Crime and discrimination against people with disabilities is a growing problem. What
makes it worse is that many incidents do go unreported. Some people refer to this as
the silent epidemic because of the inability of most victims to verbalize, to know what
is happening, or to have the courage to defend themselves. Reportedly, most abuse occurs by the people they are supposed to trust (e.g., parents, family members, or other close caregivers). The abuse can range in severity and include:
Whatever it may be, individuals with disabilities should not be living in fear of people
who should be their protectors. It is important to listen to our loved ones with disabilities, even if we cannot fully understand what they are trying to tell us. There might be something happening to them when we are not around and we need to establish trust. We must be active listeners and take their concerns and comments seriously.
According to the CDC Disability and Heath, four out of ten adults with disabilities experience abuse, but it is twice as likely for children with disabilities. An alarming rate of 90% of all people with disabilities will experience some kind of sexual abuse in their lifetime. Also, 49% will experience at least ten incidents of abuse in their lifetime.
According to the Department of Justice, in a period of just three years, the crime rate against people with disabilities had doubled. It went from 12 victims per 1,000 people to 24 per 1,000. This was from the years 2009-2012.Some of the reasons that people with disabilities make easy targets for abusers are because often they are segregated from others, lack self-protection skills, lack community skills, and lack communication skills. These are some things you can work towards improving at home.
Having these skills can improve their lives and keep them from harm. It can also help them speak up and acknowledge when someone has done something to them. Another major reason they may not speak up against abuse is, they have been taught to be compliant, to follow instructions, and obey authority. But they are not being well
educated on their rights or they cannot tell the difference between who/what to obey
and who/what not to obey.
Sadly, most of these crimes go unreported! One of the major reasons individuals with disabilities do not speak up about their abuse is fear. They may fear the individual (s)
who harmed them and fear more abuse. They may also fear that no one will believe them. Other fears may be that they will be blamed or punished, and of losing their services, home, job, family, or friends.
According to disabilityrightsca.org, another reason why they go unreported is that they rely on others to report abuse or neglect for them. This can be because of their lack of communication skills or lack of knowledge on how to report it. For unknown and frustrating reasons, many times reporting and investigation of crimes against people with disabilities are delayed or sometimes even pushed aside. This may be because they do not have someone there advocating for them. Sadly, this means that only about 5% of all of the crimes committed against people with disabilities are prosecuted. For incidents that happen in programs or homes, they are often looked at as employee issues rather than actual crimes.

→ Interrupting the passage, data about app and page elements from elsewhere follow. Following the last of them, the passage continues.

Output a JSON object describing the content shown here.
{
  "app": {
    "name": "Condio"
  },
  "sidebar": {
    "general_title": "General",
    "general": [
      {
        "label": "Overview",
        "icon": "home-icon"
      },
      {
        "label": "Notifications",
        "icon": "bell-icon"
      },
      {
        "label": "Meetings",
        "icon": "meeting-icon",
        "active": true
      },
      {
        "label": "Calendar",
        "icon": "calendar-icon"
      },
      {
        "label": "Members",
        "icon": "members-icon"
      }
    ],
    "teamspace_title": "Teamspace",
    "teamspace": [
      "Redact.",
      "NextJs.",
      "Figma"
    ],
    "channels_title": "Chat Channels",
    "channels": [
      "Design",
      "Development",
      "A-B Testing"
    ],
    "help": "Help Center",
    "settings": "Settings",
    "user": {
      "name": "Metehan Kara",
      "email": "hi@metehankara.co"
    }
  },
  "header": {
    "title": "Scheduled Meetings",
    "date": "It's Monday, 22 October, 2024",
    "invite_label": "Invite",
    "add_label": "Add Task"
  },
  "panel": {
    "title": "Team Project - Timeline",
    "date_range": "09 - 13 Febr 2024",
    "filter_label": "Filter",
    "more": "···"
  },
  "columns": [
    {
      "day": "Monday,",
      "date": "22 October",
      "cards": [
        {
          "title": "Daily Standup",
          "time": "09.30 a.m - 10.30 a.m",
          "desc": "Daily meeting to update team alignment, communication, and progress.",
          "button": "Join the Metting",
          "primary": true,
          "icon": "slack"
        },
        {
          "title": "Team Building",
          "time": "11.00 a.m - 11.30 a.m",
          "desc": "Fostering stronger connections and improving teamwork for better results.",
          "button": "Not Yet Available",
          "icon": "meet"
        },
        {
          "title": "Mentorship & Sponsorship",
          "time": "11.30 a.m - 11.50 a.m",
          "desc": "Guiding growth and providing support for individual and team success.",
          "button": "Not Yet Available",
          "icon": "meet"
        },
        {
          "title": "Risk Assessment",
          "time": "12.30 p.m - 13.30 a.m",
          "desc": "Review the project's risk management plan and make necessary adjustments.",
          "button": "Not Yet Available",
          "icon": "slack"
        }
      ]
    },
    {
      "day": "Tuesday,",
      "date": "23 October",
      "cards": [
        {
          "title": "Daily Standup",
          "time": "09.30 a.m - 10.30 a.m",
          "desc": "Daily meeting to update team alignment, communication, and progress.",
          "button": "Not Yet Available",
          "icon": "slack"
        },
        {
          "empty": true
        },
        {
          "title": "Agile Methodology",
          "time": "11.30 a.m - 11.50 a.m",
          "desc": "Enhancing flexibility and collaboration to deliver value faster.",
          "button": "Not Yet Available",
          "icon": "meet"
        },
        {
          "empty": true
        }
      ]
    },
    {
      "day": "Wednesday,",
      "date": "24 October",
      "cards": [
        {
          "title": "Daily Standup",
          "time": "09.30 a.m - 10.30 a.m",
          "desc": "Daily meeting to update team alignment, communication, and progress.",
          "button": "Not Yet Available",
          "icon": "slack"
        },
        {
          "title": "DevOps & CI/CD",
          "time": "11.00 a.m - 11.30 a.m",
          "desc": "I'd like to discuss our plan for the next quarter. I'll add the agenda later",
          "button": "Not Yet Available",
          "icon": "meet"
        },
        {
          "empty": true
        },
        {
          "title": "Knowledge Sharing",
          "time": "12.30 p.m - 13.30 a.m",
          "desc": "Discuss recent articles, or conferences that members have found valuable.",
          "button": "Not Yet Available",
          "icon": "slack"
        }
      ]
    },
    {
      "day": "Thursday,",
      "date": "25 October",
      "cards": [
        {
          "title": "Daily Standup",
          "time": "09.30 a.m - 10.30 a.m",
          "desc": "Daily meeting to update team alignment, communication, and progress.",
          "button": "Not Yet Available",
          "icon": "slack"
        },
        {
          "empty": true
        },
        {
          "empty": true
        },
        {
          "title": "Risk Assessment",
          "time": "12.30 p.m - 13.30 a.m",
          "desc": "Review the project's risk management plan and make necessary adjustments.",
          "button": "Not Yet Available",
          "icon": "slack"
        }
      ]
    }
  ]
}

Here are some tips to use when someone with disabilities is trying to speak up about
Follow these links for more information: